Frédéric Bouvier, Director of Veolia's Air Expertise Cluster confirmed:

"For Veolia, guaranteeing air quality in a building first of all requires establishing a diagnosis by identifying the nature of the pollution and measuring its level. This is the "AIR Control" service. Then, this pollution has to be treated by applying techniques appropriate to the type of building with "AIR Performance". Finally, in order to achieve long-term results it is essential to involve the occupants with "AIR Human". For example: more than 90% of schools in France are affected because particles enter buildings that are not airtight. And the containment causes levels of 4000 to 5000 ppm of CO2 in some classrooms, which is well above the WHO recommendations. This is why in Raincy Veolia is improving the air quality in two schools for 600 students, with a guarantee of results. In addition, building monitoring will increase our understanding of indoor air in order to guide future building design and operation rules,"

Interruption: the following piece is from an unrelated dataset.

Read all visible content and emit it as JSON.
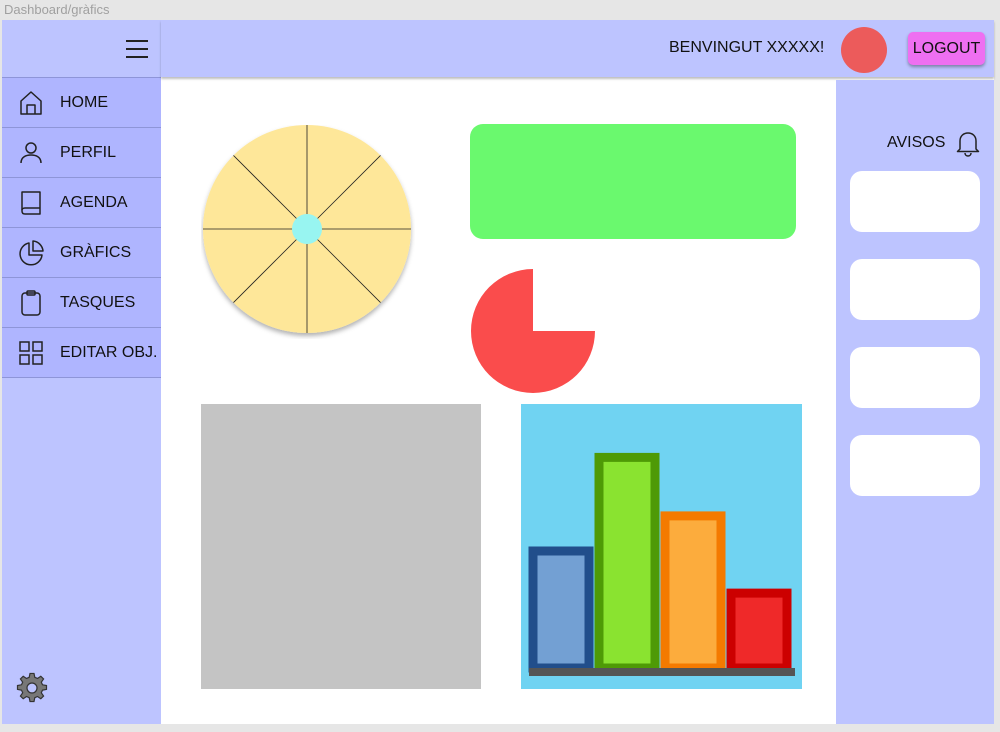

Building a skills pool in the context of ecological transformation

Sabine Fauquez-Avon, CEO of OFIS and President of Veolia's Air Expertise Cluster, wrapped up the conference:  «Awareness is widespread, the health risks are known and people’s expectations are high, as revealed by the surveys conducted by the Institut Elabe for Veolia. Buildings must be energy efficient, but indoor air quality cannot be disregarded. This is why, as with the treatment of other challenging pollutants, Veolia is committed to guaranteeing results, because when it comes to health risks, a means-based approach is not sufficient. The question of the value of air quality is still an issue. To assess it, we must take into account not only the costs of improving air quality but also its benefits, such as productivity gains or reduced absenteeism. It is also an opportunity for us to build a new skill set in the context of ecological transformation.»


Find all the Facts Reports articles on “Indoor air quality: tackling invisible challenges”; this issue was produced in partnership with the sustainable development consulting firm Nomadéis